### What is expected
Keep the images out and copy every entry below exactly.

___ Records for the exercise ___

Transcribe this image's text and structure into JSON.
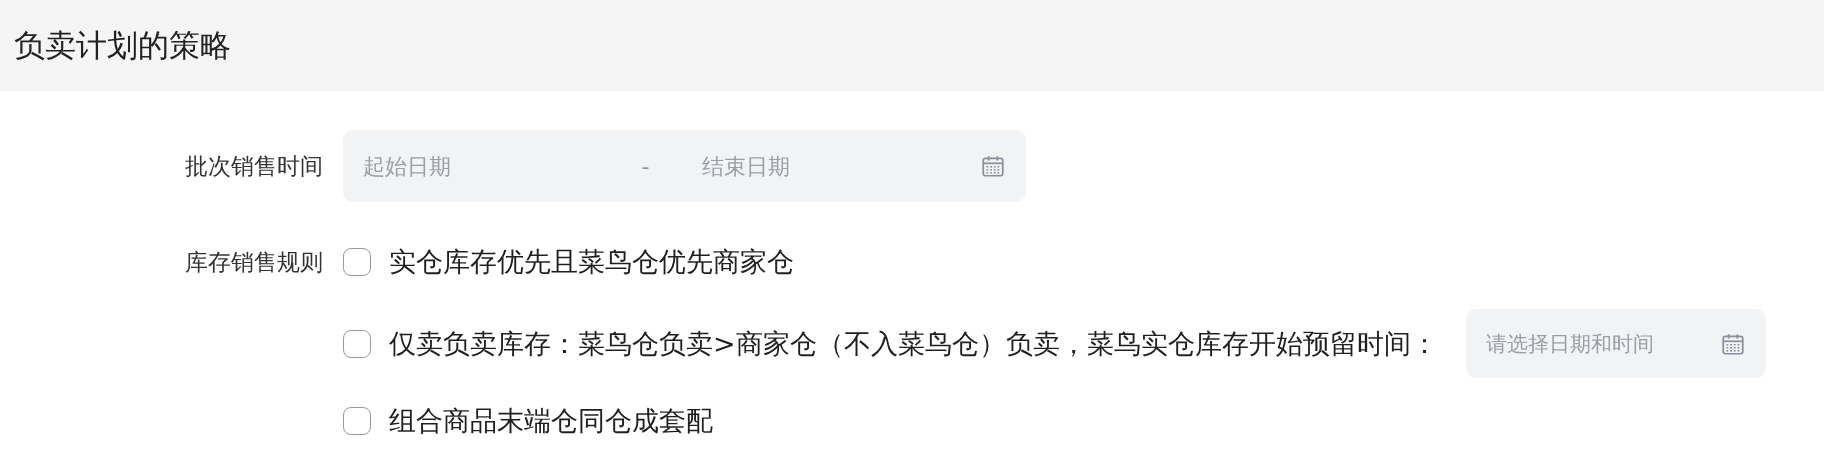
{
  "section": {
    "title": "负卖计划的策略"
  },
  "batch_time": {
    "label": "批次销售时间",
    "start_placeholder": "起始日期",
    "separator": "-",
    "end_placeholder": "结束日期"
  },
  "stock_rule": {
    "label": "库存销售规则",
    "options": [
      {
        "kind": "plain",
        "label": "实仓库存优先且菜鸟仓优先商家仓",
        "checked": false
      },
      {
        "kind": "datetime",
        "label": "仅卖负卖库存：菜鸟仓负卖>商家仓（不入菜鸟仓）负卖，菜鸟实仓库存开始预留时间：",
        "checked": false,
        "placeholder": "请选择日期和时间"
      },
      {
        "kind": "plain",
        "label": "组合商品末端仓同仓成套配",
        "checked": false
      }
    ]
  }
}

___

### Task solution
Transcribe this image's text and structure into JSON.
{
  "section": {
    "title": "负卖计划的策略"
  },
  "batch_time": {
    "label": "批次销售时间",
    "start_placeholder": "起始日期",
    "separator": "-",
    "end_placeholder": "结束日期"
  },
  "stock_rule": {
    "label": "库存销售规则",
    "options": [
      {
        "kind": "plain",
        "label": "实仓库存优先且菜鸟仓优先商家仓",
        "checked": false
      },
      {
        "kind": "datetime",
        "label": "仅卖负卖库存：菜鸟仓负卖>商家仓（不入菜鸟仓）负卖，菜鸟实仓库存开始预留时间：",
        "checked": false,
        "placeholder": "请选择日期和时间"
      },
      {
        "kind": "plain",
        "label": "组合商品末端仓同仓成套配",
        "checked": false
      }
    ]
  }
}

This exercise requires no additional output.